Since I was so stiff on Tuesday, I didn’t feel bad that Dusty wouldn’t be available. Charles put a hay bale in the back of the wagon for me to sit on and that proved to be a good idea. Riding in the wagon was quite a bit of sport and not nearly as much fun as riding a horse, but it was worth it just for the scenery!
And that’s how the rest of the week went, with me riding in a wagon. On Friday, I rode in someone else’s wagon, on a proper seat, but the rig was so springy it didn’t feel any more comfortable than did the hay bale.
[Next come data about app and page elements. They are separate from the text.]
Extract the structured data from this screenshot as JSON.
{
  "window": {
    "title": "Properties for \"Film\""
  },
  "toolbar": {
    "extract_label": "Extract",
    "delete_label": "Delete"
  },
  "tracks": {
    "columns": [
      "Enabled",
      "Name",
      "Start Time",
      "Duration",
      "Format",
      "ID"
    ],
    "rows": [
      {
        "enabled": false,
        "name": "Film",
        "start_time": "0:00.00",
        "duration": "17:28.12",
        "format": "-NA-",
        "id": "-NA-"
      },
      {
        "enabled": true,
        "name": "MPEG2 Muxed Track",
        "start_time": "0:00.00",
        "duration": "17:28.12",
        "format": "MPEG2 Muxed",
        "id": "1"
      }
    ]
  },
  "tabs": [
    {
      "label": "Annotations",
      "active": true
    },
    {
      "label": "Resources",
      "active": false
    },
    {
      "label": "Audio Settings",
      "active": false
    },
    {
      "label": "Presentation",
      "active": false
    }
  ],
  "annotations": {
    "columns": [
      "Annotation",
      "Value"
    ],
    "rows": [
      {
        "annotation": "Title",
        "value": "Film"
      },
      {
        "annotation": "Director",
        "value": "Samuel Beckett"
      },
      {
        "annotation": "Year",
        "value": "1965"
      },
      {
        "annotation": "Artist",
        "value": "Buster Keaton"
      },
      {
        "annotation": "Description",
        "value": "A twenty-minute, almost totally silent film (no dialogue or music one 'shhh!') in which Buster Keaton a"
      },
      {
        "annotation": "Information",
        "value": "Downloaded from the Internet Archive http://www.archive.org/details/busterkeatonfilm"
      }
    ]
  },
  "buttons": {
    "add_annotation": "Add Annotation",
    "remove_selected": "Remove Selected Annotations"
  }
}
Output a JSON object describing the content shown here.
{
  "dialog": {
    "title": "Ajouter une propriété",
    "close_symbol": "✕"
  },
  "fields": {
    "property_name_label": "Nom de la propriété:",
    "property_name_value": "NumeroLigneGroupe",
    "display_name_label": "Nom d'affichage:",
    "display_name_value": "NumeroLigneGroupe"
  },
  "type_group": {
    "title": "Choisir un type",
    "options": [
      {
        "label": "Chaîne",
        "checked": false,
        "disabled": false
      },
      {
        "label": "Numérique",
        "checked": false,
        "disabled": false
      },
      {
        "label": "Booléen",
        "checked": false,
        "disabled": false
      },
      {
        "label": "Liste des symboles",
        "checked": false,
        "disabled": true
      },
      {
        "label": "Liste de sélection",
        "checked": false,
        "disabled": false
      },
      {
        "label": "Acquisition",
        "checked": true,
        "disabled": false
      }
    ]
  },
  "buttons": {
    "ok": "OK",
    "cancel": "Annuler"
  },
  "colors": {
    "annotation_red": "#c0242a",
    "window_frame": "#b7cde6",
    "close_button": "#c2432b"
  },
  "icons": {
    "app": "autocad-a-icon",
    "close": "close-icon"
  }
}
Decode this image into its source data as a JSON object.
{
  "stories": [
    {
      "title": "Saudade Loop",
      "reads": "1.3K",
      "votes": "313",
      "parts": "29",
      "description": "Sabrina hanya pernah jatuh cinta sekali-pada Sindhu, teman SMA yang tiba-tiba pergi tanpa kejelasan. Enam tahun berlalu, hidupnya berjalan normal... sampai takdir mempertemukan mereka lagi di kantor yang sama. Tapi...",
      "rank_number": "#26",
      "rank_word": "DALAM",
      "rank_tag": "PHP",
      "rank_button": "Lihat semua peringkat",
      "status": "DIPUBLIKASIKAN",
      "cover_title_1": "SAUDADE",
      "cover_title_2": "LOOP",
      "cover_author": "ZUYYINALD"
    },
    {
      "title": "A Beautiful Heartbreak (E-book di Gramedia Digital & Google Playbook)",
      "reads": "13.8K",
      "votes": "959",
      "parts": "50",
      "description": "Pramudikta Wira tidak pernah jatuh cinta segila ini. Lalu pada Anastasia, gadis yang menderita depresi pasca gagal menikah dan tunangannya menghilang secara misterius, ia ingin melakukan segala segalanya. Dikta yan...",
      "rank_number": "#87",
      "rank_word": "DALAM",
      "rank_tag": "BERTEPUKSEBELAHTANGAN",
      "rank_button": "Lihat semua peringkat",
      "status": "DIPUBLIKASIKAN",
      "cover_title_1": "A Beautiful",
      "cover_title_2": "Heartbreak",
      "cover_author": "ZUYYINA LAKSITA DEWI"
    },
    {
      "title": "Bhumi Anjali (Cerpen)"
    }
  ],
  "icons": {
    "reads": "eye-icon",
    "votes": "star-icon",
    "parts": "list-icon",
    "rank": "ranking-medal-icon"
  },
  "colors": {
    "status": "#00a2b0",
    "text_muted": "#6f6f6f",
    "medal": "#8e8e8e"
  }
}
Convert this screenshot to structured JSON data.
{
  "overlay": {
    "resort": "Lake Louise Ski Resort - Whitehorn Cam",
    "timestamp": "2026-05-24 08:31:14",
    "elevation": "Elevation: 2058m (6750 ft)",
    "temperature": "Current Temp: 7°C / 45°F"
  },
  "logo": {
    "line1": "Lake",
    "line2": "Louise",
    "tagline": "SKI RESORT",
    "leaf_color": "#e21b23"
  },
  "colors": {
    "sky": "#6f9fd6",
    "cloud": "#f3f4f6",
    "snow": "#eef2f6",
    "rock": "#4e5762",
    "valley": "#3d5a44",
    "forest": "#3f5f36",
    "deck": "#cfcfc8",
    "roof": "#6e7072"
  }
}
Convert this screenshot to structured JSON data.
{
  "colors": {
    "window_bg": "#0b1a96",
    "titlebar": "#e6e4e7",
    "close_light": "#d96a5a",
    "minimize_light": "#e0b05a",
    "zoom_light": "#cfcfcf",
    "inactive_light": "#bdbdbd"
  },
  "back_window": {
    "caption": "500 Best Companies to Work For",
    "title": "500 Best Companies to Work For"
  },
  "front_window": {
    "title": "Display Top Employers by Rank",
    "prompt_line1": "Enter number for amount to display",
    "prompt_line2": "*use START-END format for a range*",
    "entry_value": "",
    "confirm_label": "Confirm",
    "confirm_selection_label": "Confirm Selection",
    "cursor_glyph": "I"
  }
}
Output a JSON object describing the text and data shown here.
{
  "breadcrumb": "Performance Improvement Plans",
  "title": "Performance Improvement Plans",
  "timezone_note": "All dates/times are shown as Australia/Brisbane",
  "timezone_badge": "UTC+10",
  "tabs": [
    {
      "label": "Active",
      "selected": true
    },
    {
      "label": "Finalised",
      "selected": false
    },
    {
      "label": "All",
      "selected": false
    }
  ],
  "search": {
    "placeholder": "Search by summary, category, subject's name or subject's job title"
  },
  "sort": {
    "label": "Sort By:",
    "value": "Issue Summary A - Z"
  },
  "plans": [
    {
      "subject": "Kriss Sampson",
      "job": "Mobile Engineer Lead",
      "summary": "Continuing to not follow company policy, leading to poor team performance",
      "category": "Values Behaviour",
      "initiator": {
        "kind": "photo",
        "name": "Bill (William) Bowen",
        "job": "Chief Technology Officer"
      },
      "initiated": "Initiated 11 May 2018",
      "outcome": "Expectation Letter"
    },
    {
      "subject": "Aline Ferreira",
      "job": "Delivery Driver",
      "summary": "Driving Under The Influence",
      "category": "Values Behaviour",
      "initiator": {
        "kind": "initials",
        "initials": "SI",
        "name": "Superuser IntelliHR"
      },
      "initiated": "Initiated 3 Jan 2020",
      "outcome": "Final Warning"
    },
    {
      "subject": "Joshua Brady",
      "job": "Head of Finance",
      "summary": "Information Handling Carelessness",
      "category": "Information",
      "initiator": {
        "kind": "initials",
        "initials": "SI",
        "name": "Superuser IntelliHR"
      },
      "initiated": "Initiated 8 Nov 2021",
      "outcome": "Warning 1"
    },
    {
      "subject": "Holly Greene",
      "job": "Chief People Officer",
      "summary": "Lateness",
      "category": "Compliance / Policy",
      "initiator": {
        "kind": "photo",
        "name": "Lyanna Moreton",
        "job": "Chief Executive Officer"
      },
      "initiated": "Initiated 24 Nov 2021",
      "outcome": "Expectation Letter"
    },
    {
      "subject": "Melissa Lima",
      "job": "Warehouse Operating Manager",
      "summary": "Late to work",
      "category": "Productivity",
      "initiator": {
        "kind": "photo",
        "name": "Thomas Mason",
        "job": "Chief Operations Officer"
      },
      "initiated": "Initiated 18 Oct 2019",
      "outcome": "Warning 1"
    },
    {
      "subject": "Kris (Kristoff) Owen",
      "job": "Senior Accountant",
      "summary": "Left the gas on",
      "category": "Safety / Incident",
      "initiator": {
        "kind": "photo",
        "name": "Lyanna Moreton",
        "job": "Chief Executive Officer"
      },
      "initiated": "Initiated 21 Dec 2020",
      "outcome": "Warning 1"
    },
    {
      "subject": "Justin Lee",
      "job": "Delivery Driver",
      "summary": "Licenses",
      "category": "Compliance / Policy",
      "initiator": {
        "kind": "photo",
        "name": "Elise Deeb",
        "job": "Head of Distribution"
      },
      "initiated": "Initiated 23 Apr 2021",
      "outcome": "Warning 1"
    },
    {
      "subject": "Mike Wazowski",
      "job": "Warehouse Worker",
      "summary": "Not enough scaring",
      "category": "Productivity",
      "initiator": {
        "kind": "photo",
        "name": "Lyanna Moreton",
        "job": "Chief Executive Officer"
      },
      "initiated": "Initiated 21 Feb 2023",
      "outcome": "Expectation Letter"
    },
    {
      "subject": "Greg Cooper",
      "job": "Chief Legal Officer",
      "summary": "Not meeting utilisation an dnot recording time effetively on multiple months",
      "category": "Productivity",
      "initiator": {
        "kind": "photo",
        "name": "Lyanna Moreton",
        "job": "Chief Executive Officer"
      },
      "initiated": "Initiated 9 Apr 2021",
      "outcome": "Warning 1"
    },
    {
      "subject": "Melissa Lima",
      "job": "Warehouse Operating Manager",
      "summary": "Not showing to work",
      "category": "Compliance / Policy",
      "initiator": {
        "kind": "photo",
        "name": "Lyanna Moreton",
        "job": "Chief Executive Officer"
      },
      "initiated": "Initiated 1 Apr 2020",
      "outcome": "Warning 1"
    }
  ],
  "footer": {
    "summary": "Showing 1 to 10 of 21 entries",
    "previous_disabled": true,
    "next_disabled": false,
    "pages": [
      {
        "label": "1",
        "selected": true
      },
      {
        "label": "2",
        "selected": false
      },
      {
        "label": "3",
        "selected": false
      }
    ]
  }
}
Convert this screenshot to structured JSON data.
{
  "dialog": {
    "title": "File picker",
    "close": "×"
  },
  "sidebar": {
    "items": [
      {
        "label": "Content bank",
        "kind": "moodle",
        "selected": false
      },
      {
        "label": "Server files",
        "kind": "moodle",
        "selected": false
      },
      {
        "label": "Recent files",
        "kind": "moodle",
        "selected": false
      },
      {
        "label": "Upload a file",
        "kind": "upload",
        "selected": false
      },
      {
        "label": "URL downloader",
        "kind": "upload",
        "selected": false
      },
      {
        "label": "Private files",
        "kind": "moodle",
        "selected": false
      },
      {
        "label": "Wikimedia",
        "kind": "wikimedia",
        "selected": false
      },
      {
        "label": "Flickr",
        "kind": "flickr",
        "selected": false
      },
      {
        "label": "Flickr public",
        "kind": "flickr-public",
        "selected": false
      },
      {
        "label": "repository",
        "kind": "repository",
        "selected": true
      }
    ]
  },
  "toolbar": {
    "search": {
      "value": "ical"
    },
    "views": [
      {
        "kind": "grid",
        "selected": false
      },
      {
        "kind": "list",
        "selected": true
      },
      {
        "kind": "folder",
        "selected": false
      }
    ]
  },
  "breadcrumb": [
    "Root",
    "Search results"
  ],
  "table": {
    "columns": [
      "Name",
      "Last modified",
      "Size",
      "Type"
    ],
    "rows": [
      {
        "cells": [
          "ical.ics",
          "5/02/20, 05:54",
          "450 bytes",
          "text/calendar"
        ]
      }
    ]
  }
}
The week was fun and scenic, that’s the best way I can put it. I love camping, I love pretty scenery, and I love camaraderie. The week had all of that. It was rather nice to be out of my element and listen to people talking about horses rather than sitting around discussing RVing.
C&C are wonderful traveling companions and I must not be so bad since they insist that I MUST go on next year’s wagon train with them!
We dined together every evening, sharing our food, and I even feasted on Caroline’s homemade venison spaghetti one night! I had more red meat this week than I’ve had in the last 20 or so years combined! They also made sure to have plenty of their delicious homemade wine with which to toast our days.
Their bus conversion has a toilet but no shower, so they cleverly turned a stall in the horse trailer into a shower room using a Coleman instant hot water heater. So Wednesday night, we all got a chance to wipe off some of the week’s grime, but were filthy again by Thursday. It was HOT this week!
It was really good for me to disconnect for a bit. I didn’t even have a watch. I went to bed when the sun dipped below the horizon and woke up at sunrise. The week was a good reminder that for all I’ve gained in my RV travels, I have lost something, too, and I need to start camping again.
Below are a few pictures from the week. I doubt that any of you want to see 500+ different iterations of southern Saskatchewan scenery and I also do not want to include any faces. But these should give you a taste of the week and make you rethink of your notion of what Saskatchewan looks like.